**Your goal**
Leaving out every image, restate all the records word for word.
=====
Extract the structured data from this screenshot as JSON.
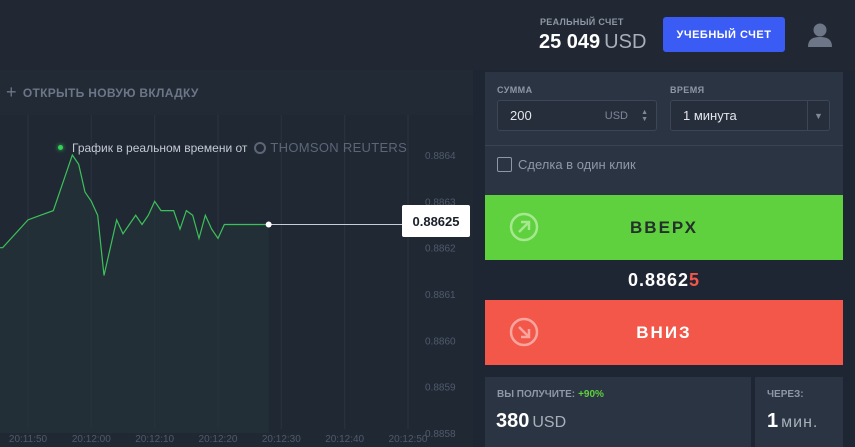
{
  "account": {
    "label": "РЕАЛЬНЫЙ СЧЕТ",
    "balance": "25 049",
    "currency": "USD",
    "demo_button": "УЧЕБНЫЙ СЧЕТ"
  },
  "tabs": {
    "new_tab": "ОТКРЫТЬ НОВУЮ ВКЛАДКУ"
  },
  "chart_header": {
    "text": "График в реальном времени от",
    "provider": "THOMSON REUTERS"
  },
  "price_tag": "0.88625",
  "chart_data": {
    "type": "line",
    "x_ticks": [
      "20:11:50",
      "20:12:00",
      "20:12:10",
      "20:12:20",
      "20:12:30",
      "20:12:40",
      "20:12:50"
    ],
    "y_ticks": [
      "0.8864",
      "0.8863",
      "0.8862",
      "0.8861",
      "0.8860",
      "0.8859",
      "0.8858"
    ],
    "ylim": [
      0.8858,
      0.8864
    ],
    "xlim": [
      -5,
      54
    ],
    "series": [
      {
        "x": [
          -5,
          -4,
          0,
          2,
          4,
          6,
          7,
          8,
          9,
          10,
          11,
          12,
          14,
          15,
          16,
          17,
          18,
          19,
          20,
          21,
          22,
          23,
          24,
          25,
          26,
          27,
          28,
          29,
          30,
          31,
          32,
          33,
          34,
          35,
          38
        ],
        "y": [
          0.8862,
          0.8862,
          0.88626,
          0.88627,
          0.88628,
          0.88636,
          0.8864,
          0.88638,
          0.88632,
          0.8863,
          0.88627,
          0.88614,
          0.88626,
          0.88623,
          0.88625,
          0.88627,
          0.88625,
          0.88627,
          0.8863,
          0.88628,
          0.88628,
          0.88628,
          0.88624,
          0.88628,
          0.88627,
          0.88622,
          0.88627,
          0.88624,
          0.88622,
          0.88625,
          0.88625,
          0.88625,
          0.88625,
          0.88625,
          0.88625
        ]
      }
    ],
    "colors": {
      "line": "#3cc15a",
      "grid": "#2a3340"
    }
  },
  "trade": {
    "amount_label": "СУММА",
    "amount_value": "200",
    "amount_currency": "USD",
    "time_label": "ВРЕМЯ",
    "time_value": "1 минута",
    "one_click_label": "Сделка в один клик",
    "up_label": "ВВЕРХ",
    "down_label": "ВНИЗ",
    "current_price_main": "0.8862",
    "current_price_last": "5",
    "colors": {
      "up": "#5fd03e",
      "down": "#f2574a"
    }
  },
  "payout": {
    "label": "ВЫ ПОЛУЧИТЕ:",
    "percent": "+90%",
    "value": "380",
    "currency": "USD"
  },
  "expiry": {
    "label": "ЧЕРЕЗ:",
    "value": "1",
    "unit": "мин."
  }
}
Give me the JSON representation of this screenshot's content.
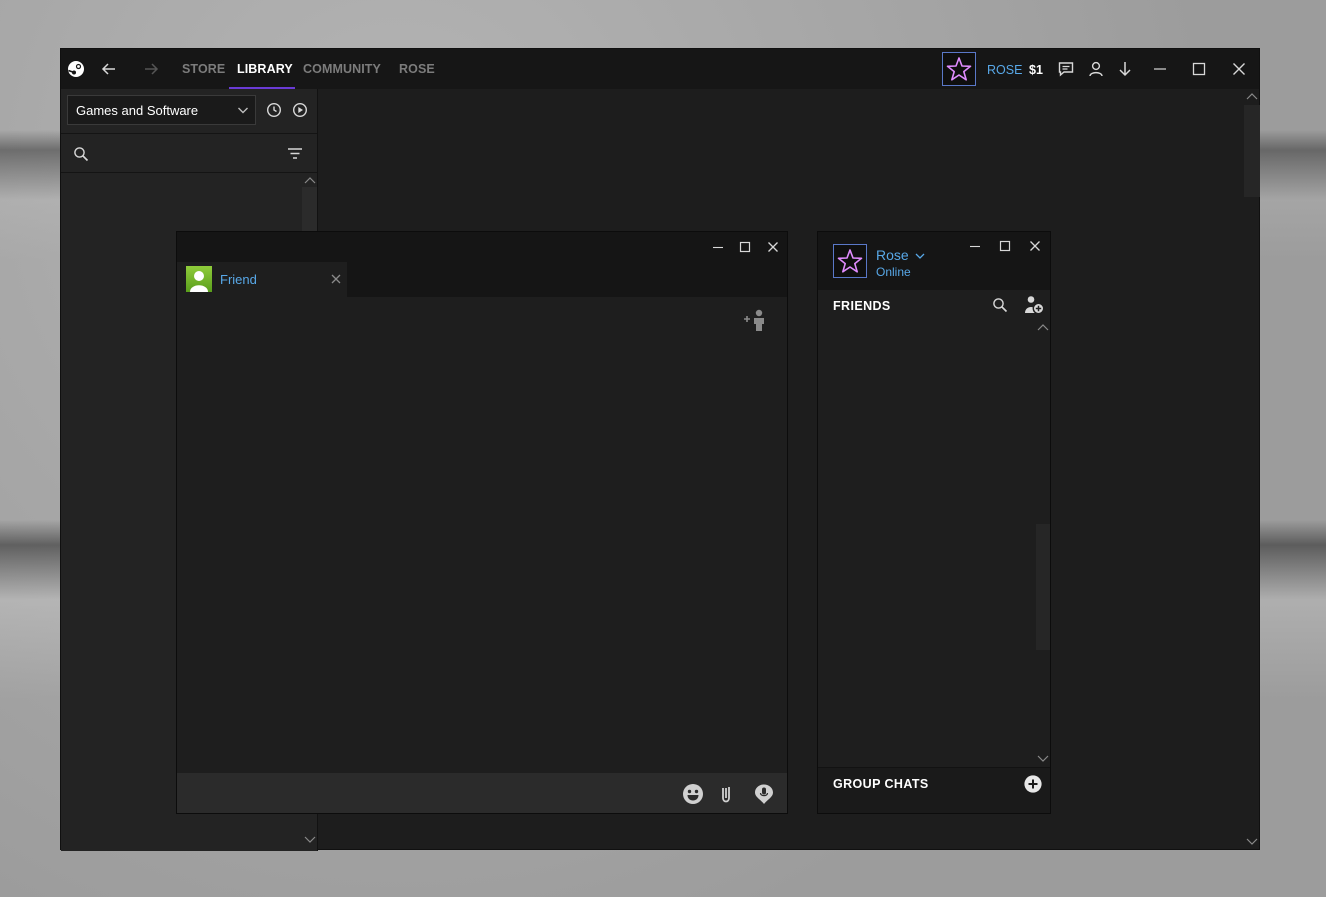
{
  "nav": {
    "tabs": [
      {
        "label": "STORE"
      },
      {
        "label": "LIBRARY",
        "active": true
      },
      {
        "label": "COMMUNITY"
      },
      {
        "label": "ROSE"
      }
    ]
  },
  "account": {
    "username": "ROSE",
    "wallet": "$1"
  },
  "library": {
    "filter_selected": "Games and Software"
  },
  "chat": {
    "tab_name": "Friend"
  },
  "friends": {
    "user_name": "Rose",
    "user_status": "Online",
    "friends_title": "FRIENDS",
    "group_chats_title": "GROUP CHATS"
  },
  "colors": {
    "accent_blue": "#58a8e8",
    "accent_purple": "#6a3bd6",
    "star_pink": "#e08cff"
  }
}
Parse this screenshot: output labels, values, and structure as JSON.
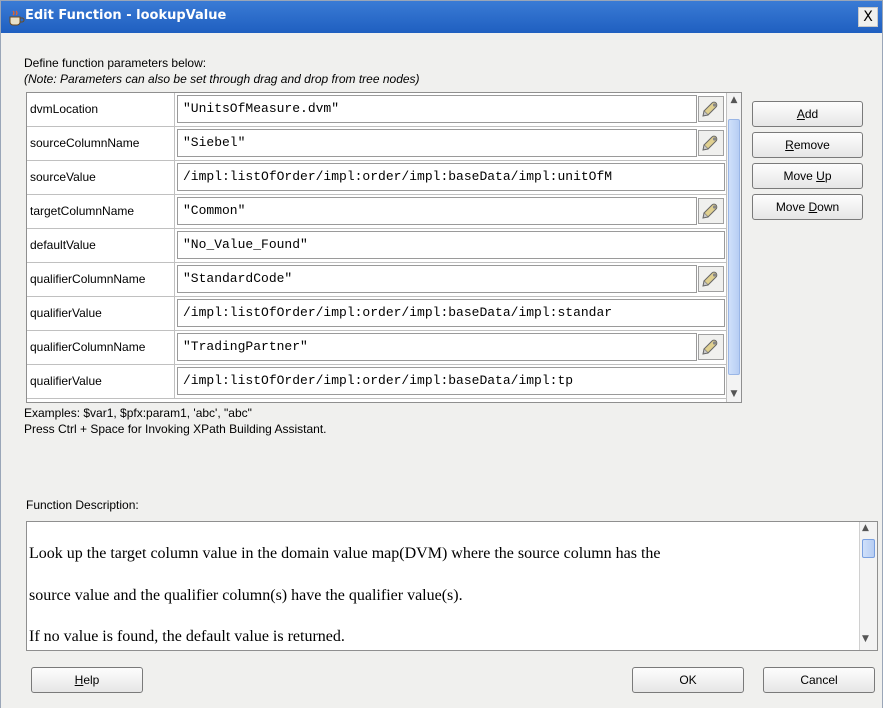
{
  "window": {
    "title": "Edit Function - lookupValue",
    "close_label": "X"
  },
  "instructions": {
    "line1": "Define function parameters below:",
    "line2": "(Note: Parameters can also be set through drag and drop from tree nodes)"
  },
  "parameters": [
    {
      "name": "dvmLocation",
      "value": "\"UnitsOfMeasure.dvm\"",
      "has_picker": true
    },
    {
      "name": "sourceColumnName",
      "value": "\"Siebel\"",
      "has_picker": true
    },
    {
      "name": "sourceValue",
      "value": "/impl:listOfOrder/impl:order/impl:baseData/impl:unitOfM",
      "has_picker": false
    },
    {
      "name": "targetColumnName",
      "value": "\"Common\"",
      "has_picker": true
    },
    {
      "name": "defaultValue",
      "value": "\"No_Value_Found\"",
      "has_picker": false
    },
    {
      "name": "qualifierColumnName",
      "value": "\"StandardCode\"",
      "has_picker": true
    },
    {
      "name": "qualifierValue",
      "value": "/impl:listOfOrder/impl:order/impl:baseData/impl:standar",
      "has_picker": false
    },
    {
      "name": "qualifierColumnName",
      "value": "\"TradingPartner\"",
      "has_picker": true
    },
    {
      "name": "qualifierValue",
      "value": "/impl:listOfOrder/impl:order/impl:baseData/impl:tp",
      "has_picker": false
    }
  ],
  "buttons": {
    "add": "Add",
    "remove": "Remove",
    "move_up": "Move Up",
    "move_down": "Move Down",
    "help": "Help",
    "ok": "OK",
    "cancel": "Cancel"
  },
  "hints": {
    "examples": "Examples: $var1, $pfx:param1, 'abc', \"abc\"",
    "shortcut": "Press Ctrl + Space for Invoking XPath Building Assistant."
  },
  "description": {
    "label": "Function Description:",
    "lines": [
      "Look up the target column value in the domain value map(DVM) where the source column has the",
      "source value and the qualifier column(s) have the qualifier value(s).",
      "If no value is found, the default value is returned."
    ]
  },
  "colors": {
    "titlebar": "#1f5fc0",
    "dialog_bg": "#f0f0ee",
    "scroll_thumb": "#b7cdf3"
  },
  "icons": {
    "title": "coffee-cup-icon",
    "picker": "pencil-picker-icon"
  }
}
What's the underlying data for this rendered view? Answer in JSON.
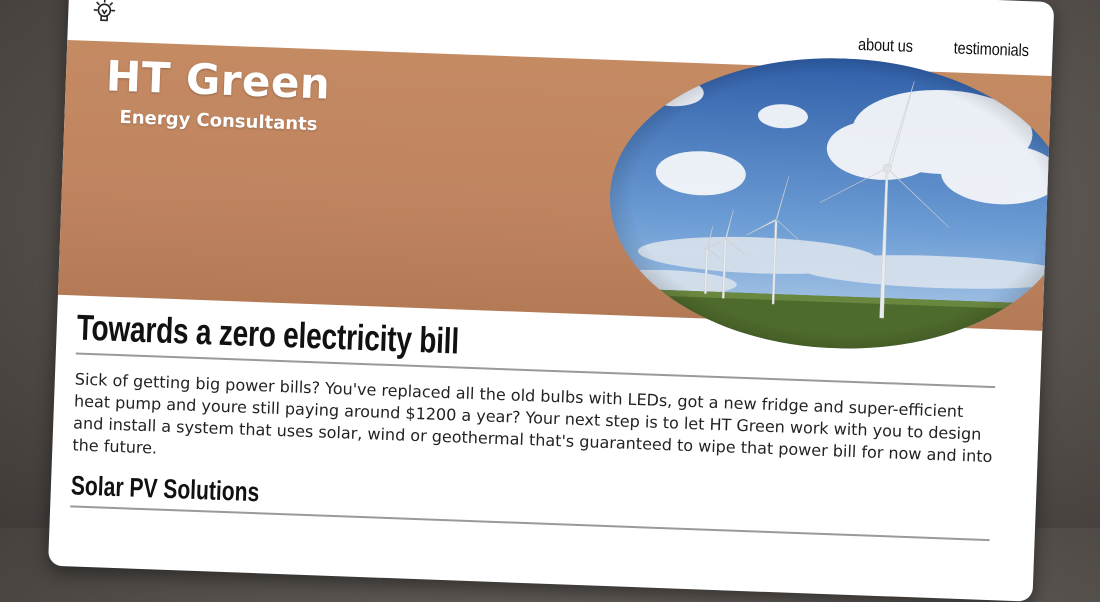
{
  "header": {
    "logo_icon": "lightbulb-icon",
    "nav": [
      {
        "label": "about us"
      },
      {
        "label": "testimonials"
      }
    ]
  },
  "hero": {
    "title": "HT Green",
    "subtitle": "Energy Consultants",
    "image": "wind-turbines-photo"
  },
  "main": {
    "heading": "Towards a zero electricity bill",
    "intro": "Sick of getting big power bills? You've replaced all the old bulbs with LEDs, got a new fridge and super-efficient heat pump and youre still paying around $1200 a year? Your next step is to let HT Green work with you to design and install a system that uses solar, wind or geothermal that's guaranteed to wipe that power bill for now and into the future.",
    "section_heading": "Solar PV Solutions"
  },
  "colors": {
    "hero_bg": "#c48a62",
    "background": "#55504c",
    "text": "#222222"
  }
}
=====
**Solution for this problem**
Extract the structured data from this screenshot as JSON.
{
  "account": {
    "label": "РЕАЛЬНЫЙ СЧЕТ",
    "balance": "25 049",
    "currency": "USD",
    "demo_button": "УЧЕБНЫЙ СЧЕТ"
  },
  "tabs": {
    "new_tab": "ОТКРЫТЬ НОВУЮ ВКЛАДКУ"
  },
  "chart_header": {
    "text": "График в реальном времени от",
    "provider": "THOMSON REUTERS"
  },
  "price_tag": "0.88625",
  "chart_data": {
    "type": "line",
    "x_ticks": [
      "20:11:50",
      "20:12:00",
      "20:12:10",
      "20:12:20",
      "20:12:30",
      "20:12:40",
      "20:12:50"
    ],
    "y_ticks": [
      "0.8864",
      "0.8863",
      "0.8862",
      "0.8861",
      "0.8860",
      "0.8859",
      "0.8858"
    ],
    "ylim": [
      0.8858,
      0.8864
    ],
    "xlim": [
      -5,
      54
    ],
    "series": [
      {
        "x": [
          -5,
          -4,
          0,
          2,
          4,
          6,
          7,
          8,
          9,
          10,
          11,
          12,
          14,
          15,
          16,
          17,
          18,
          19,
          20,
          21,
          22,
          23,
          24,
          25,
          26,
          27,
          28,
          29,
          30,
          31,
          32,
          33,
          34,
          35,
          38
        ],
        "y": [
          0.8862,
          0.8862,
          0.88626,
          0.88627,
          0.88628,
          0.88636,
          0.8864,
          0.88638,
          0.88632,
          0.8863,
          0.88627,
          0.88614,
          0.88626,
          0.88623,
          0.88625,
          0.88627,
          0.88625,
          0.88627,
          0.8863,
          0.88628,
          0.88628,
          0.88628,
          0.88624,
          0.88628,
          0.88627,
          0.88622,
          0.88627,
          0.88624,
          0.88622,
          0.88625,
          0.88625,
          0.88625,
          0.88625,
          0.88625,
          0.88625
        ]
      }
    ],
    "colors": {
      "line": "#3cc15a",
      "grid": "#2a3340"
    }
  },
  "trade": {
    "amount_label": "СУММА",
    "amount_value": "200",
    "amount_currency": "USD",
    "time_label": "ВРЕМЯ",
    "time_value": "1 минута",
    "one_click_label": "Сделка в один клик",
    "up_label": "ВВЕРХ",
    "down_label": "ВНИЗ",
    "current_price_main": "0.8862",
    "current_price_last": "5",
    "colors": {
      "up": "#5fd03e",
      "down": "#f2574a"
    }
  },
  "payout": {
    "label": "ВЫ ПОЛУЧИТЕ:",
    "percent": "+90%",
    "value": "380",
    "currency": "USD"
  },
  "expiry": {
    "label": "ЧЕРЕЗ:",
    "value": "1",
    "unit": "мин."
  }
}
Give me the JSON representation of this screenshot's content.
{
  "nav": {
    "tabs": [
      {
        "label": "STORE"
      },
      {
        "label": "LIBRARY",
        "active": true
      },
      {
        "label": "COMMUNITY"
      },
      {
        "label": "ROSE"
      }
    ]
  },
  "account": {
    "username": "ROSE",
    "wallet": "$1"
  },
  "library": {
    "filter_selected": "Games and Software"
  },
  "chat": {
    "tab_name": "Friend"
  },
  "friends": {
    "user_name": "Rose",
    "user_status": "Online",
    "friends_title": "FRIENDS",
    "group_chats_title": "GROUP CHATS"
  },
  "colors": {
    "accent_blue": "#58a8e8",
    "accent_purple": "#6a3bd6",
    "star_pink": "#e08cff"
  }
}
Parse this screenshot: output labels, values, and structure as JSON.
{
  "window": {
    "title": "Edit Function - lookupValue",
    "close_label": "X"
  },
  "instructions": {
    "line1": "Define function parameters below:",
    "line2": "(Note: Parameters can also be set through drag and drop from tree nodes)"
  },
  "parameters": [
    {
      "name": "dvmLocation",
      "value": "\"UnitsOfMeasure.dvm\"",
      "has_picker": true
    },
    {
      "name": "sourceColumnName",
      "value": "\"Siebel\"",
      "has_picker": true
    },
    {
      "name": "sourceValue",
      "value": "/impl:listOfOrder/impl:order/impl:baseData/impl:unitOfM",
      "has_picker": false
    },
    {
      "name": "targetColumnName",
      "value": "\"Common\"",
      "has_picker": true
    },
    {
      "name": "defaultValue",
      "value": "\"No_Value_Found\"",
      "has_picker": false
    },
    {
      "name": "qualifierColumnName",
      "value": "\"StandardCode\"",
      "has_picker": true
    },
    {
      "name": "qualifierValue",
      "value": "/impl:listOfOrder/impl:order/impl:baseData/impl:standar",
      "has_picker": false
    },
    {
      "name": "qualifierColumnName",
      "value": "\"TradingPartner\"",
      "has_picker": true
    },
    {
      "name": "qualifierValue",
      "value": "/impl:listOfOrder/impl:order/impl:baseData/impl:tp",
      "has_picker": false
    }
  ],
  "buttons": {
    "add": "Add",
    "remove": "Remove",
    "move_up": "Move Up",
    "move_down": "Move Down",
    "help": "Help",
    "ok": "OK",
    "cancel": "Cancel"
  },
  "hints": {
    "examples": "Examples: $var1, $pfx:param1, 'abc', \"abc\"",
    "shortcut": "Press Ctrl + Space for Invoking XPath Building Assistant."
  },
  "description": {
    "label": "Function Description:",
    "lines": [
      "Look up the target column value in the domain value map(DVM) where the source column has the",
      "source value and the qualifier column(s) have the qualifier value(s).",
      "If no value is found, the default value is returned."
    ]
  },
  "colors": {
    "titlebar": "#1f5fc0",
    "dialog_bg": "#f0f0ee",
    "scroll_thumb": "#b7cdf3"
  },
  "icons": {
    "title": "coffee-cup-icon",
    "picker": "pencil-picker-icon"
  }
}
What's the underlying data for this rendered view? Answer in JSON.
{
  "header": {
    "logo_icon": "lightbulb-icon",
    "nav": [
      {
        "label": "about us"
      },
      {
        "label": "testimonials"
      }
    ]
  },
  "hero": {
    "title": "HT Green",
    "subtitle": "Energy Consultants",
    "image": "wind-turbines-photo"
  },
  "main": {
    "heading": "Towards a zero electricity bill",
    "intro": "Sick of getting big power bills? You've replaced all the old bulbs with LEDs, got a new fridge and super-efficient heat pump and youre still paying around $1200 a year? Your next step is to let HT Green work with you to design and install a system that uses solar, wind or geothermal that's guaranteed to wipe that power bill for now and into the future.",
    "section_heading": "Solar PV Solutions"
  },
  "colors": {
    "hero_bg": "#c48a62",
    "background": "#55504c",
    "text": "#222222"
  }
}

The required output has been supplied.